Szalavitz, M. (2012) Do E-Books Make It Harder to Remember What You Just Read? Time Healthland, March 14
This excellent article looks at research done at the University of Leicester, and also draws on experience from a number of people, that suggests that ‘physical books are best when you want to study complex ideas and concepts that you wish to integrate deeply into your memory……This doesn’t mean that there isn’t a place for e-text books or computerized courseware, however. Different media have different strengths.’

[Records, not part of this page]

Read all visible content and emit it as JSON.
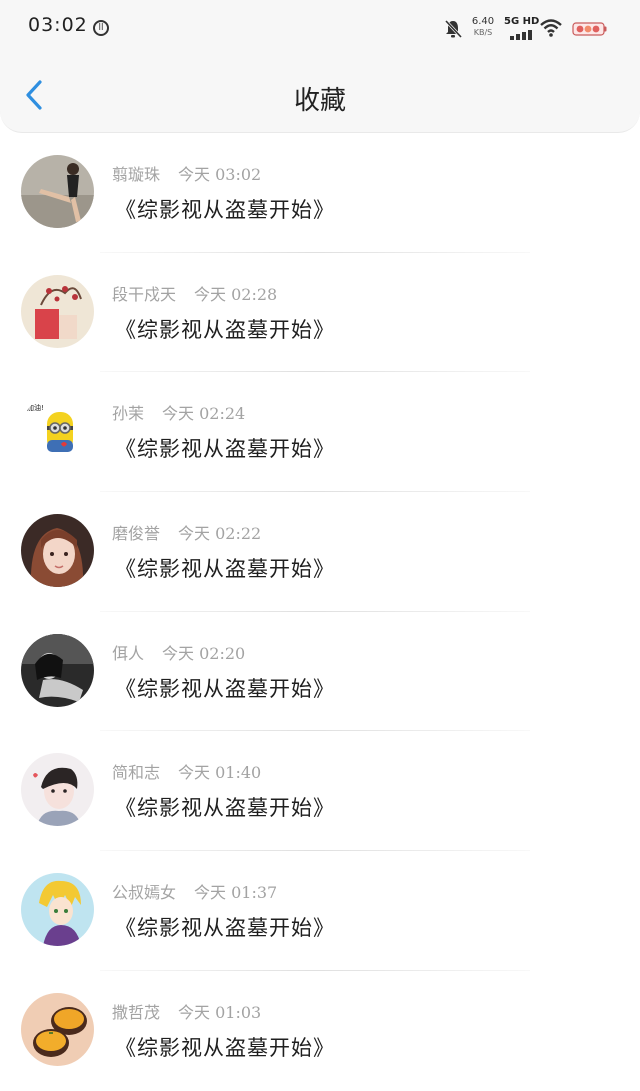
{
  "status_bar": {
    "time": "03:02",
    "time_badge": "ll",
    "speed_value": "6.40",
    "speed_unit": "KB/S",
    "network_label": "5G HD"
  },
  "header": {
    "title": "收藏"
  },
  "favorites": [
    {
      "name": "翦璇珠",
      "time": "今天 03:02",
      "title": "《综影视从盗墓开始》"
    },
    {
      "name": "段干戍天",
      "time": "今天 02:28",
      "title": "《综影视从盗墓开始》"
    },
    {
      "name": "孙茉",
      "time": "今天 02:24",
      "title": "《综影视从盗墓开始》"
    },
    {
      "name": "磨俊誉",
      "time": "今天 02:22",
      "title": "《综影视从盗墓开始》"
    },
    {
      "name": "佴人",
      "time": "今天 02:20",
      "title": "《综影视从盗墓开始》"
    },
    {
      "name": "简和志",
      "time": "今天 01:40",
      "title": "《综影视从盗墓开始》"
    },
    {
      "name": "公叔嫣女",
      "time": "今天 01:37",
      "title": "《综影视从盗墓开始》"
    },
    {
      "name": "撒哲茂",
      "time": "今天 01:03",
      "title": "《综影视从盗墓开始》"
    }
  ],
  "colors": {
    "accent": "#2f8fe0",
    "meta_text": "#a3a3a3",
    "title_text": "#1f1f1f"
  }
}
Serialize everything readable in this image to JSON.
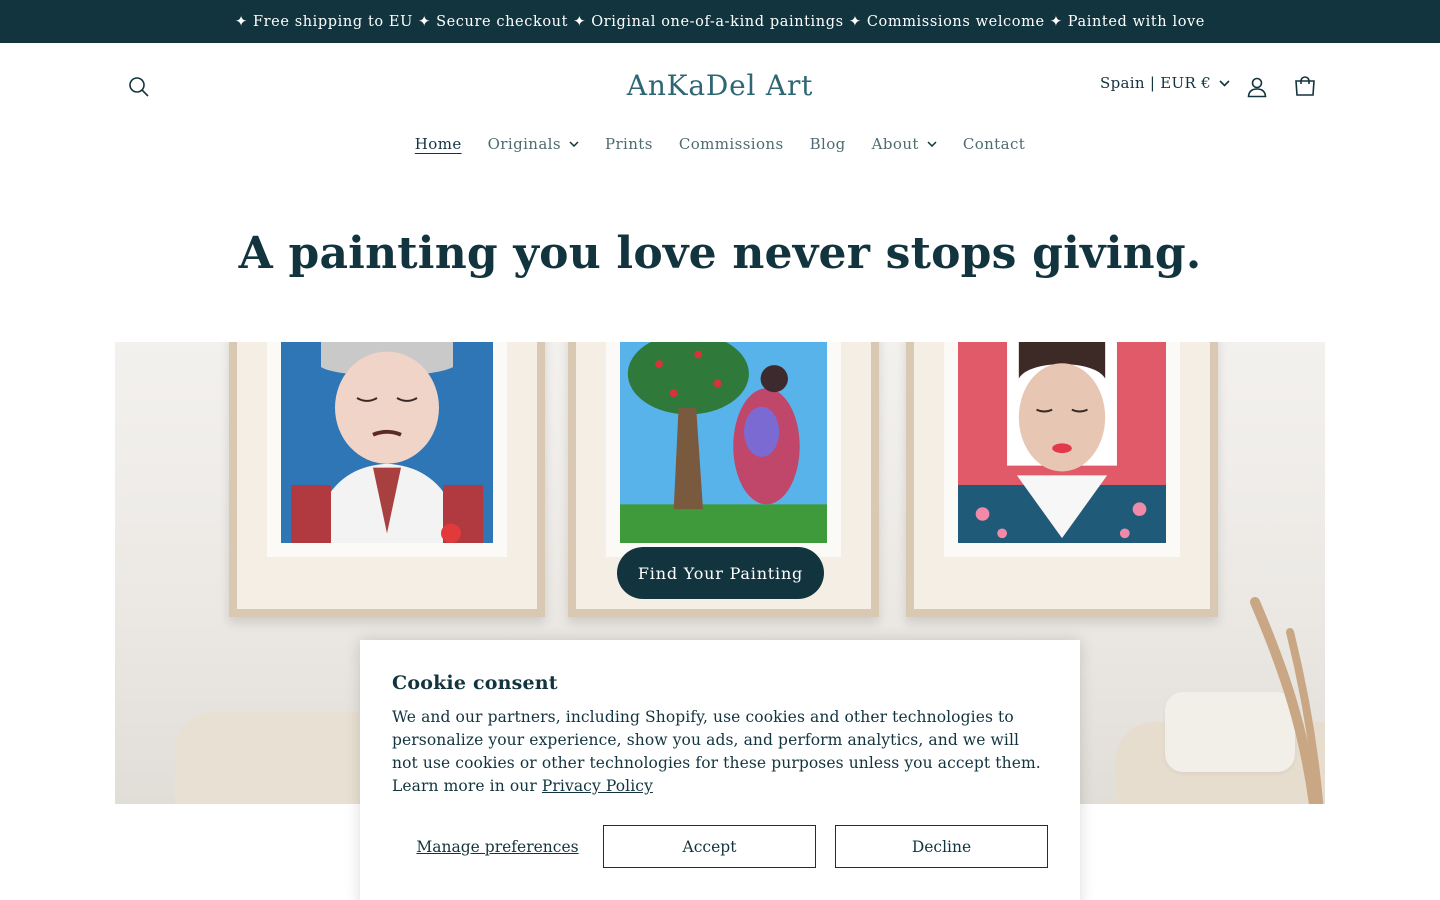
{
  "announcement": {
    "text": "✦ Free shipping to EU ✦ Secure checkout ✦ Original one-of-a-kind paintings ✦ Commissions welcome ✦ Painted with love"
  },
  "header": {
    "logo": "AnKaDel Art",
    "locale": "Spain | EUR €",
    "icons": [
      "search-icon",
      "account-icon",
      "cart-icon"
    ]
  },
  "nav": {
    "items": [
      {
        "label": "Home",
        "active": true,
        "dropdown": false
      },
      {
        "label": "Originals",
        "active": false,
        "dropdown": true
      },
      {
        "label": "Prints",
        "active": false,
        "dropdown": false
      },
      {
        "label": "Commissions",
        "active": false,
        "dropdown": false
      },
      {
        "label": "Blog",
        "active": false,
        "dropdown": false
      },
      {
        "label": "About",
        "active": false,
        "dropdown": true
      },
      {
        "label": "Contact",
        "active": false,
        "dropdown": false
      }
    ]
  },
  "hero": {
    "title": "A painting you love never stops giving.",
    "cta_label": "Find Your Painting"
  },
  "cookie": {
    "title": "Cookie consent",
    "body": "We and our partners, including Shopify, use cookies and other technologies to personalize your experience, show you ads, and perform analytics, and we will not use cookies or other technologies for these purposes unless you accept them. Learn more in our",
    "link_label": "Privacy Policy",
    "manage_label": "Manage preferences",
    "accept_label": "Accept",
    "decline_label": "Decline"
  },
  "colors": {
    "brand_dark": "#12343f",
    "logo": "#2f6673",
    "nav_text": "#4f6b72"
  }
}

As someone who has recently switched to the Kobo e-reader for reading novels, I found this article really resonated with me. It seems that ‘deep’ remembering is very strongly associated with spatial cues and a wider visual context than just the written words. You don’t get that broader visual context with simple e-readers such as Kobo. This doesn’t mean that I don’t enjoy using my Kobo – it’s great when travelling, especially on planes (except that I often have to wait between taxiing and after take-off, until the seat belt signs come on, as it’s an electrical device.) However, I frequently lose the plot!
First, it must be acknowledged that much more research needs to be done on whether printed texts are better for ‘deep’ memory. However, this needs to be done before the printed textbook becomes a dodo. More likely, we need to look more carefully at the interface of electronic readers, and pay much more attention as to the design of digital text for different kinds of appliances. In this context, I suspect iPads rule, and Blackberry’s and other mobile phones are poor devices for ‘deep’ knowing.
Thanks to Jim Ellis’s excellent eLC Digest No. 93 for directing me to this.